### Dataset excerpts:
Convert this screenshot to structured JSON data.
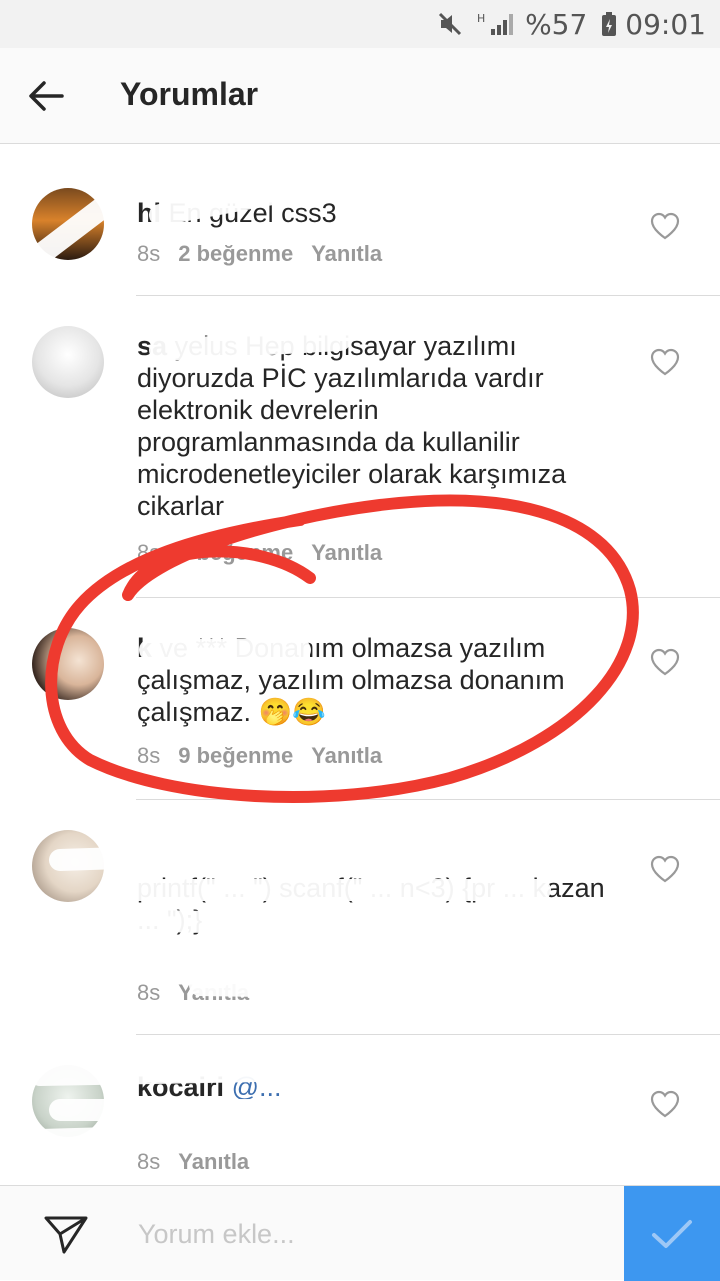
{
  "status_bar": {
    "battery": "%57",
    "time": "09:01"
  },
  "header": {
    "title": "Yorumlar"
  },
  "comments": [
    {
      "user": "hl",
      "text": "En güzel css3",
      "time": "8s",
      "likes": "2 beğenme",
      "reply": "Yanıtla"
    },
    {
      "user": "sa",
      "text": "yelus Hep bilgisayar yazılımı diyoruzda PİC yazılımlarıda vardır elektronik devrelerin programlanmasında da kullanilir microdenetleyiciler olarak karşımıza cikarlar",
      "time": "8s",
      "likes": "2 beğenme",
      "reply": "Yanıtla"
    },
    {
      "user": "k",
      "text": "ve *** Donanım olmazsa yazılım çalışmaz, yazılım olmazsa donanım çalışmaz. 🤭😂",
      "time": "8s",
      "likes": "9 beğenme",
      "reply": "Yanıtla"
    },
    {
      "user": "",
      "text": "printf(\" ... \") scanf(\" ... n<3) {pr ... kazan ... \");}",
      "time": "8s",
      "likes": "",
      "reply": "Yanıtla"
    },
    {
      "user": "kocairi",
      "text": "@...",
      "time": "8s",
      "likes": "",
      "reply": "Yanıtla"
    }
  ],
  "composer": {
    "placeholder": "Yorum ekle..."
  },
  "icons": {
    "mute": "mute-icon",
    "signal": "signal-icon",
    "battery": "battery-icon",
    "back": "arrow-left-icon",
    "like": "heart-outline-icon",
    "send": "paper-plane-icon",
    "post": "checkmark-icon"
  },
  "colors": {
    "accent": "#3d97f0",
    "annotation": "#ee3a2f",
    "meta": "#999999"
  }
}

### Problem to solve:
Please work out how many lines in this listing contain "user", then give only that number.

### Solution to the exercise:
5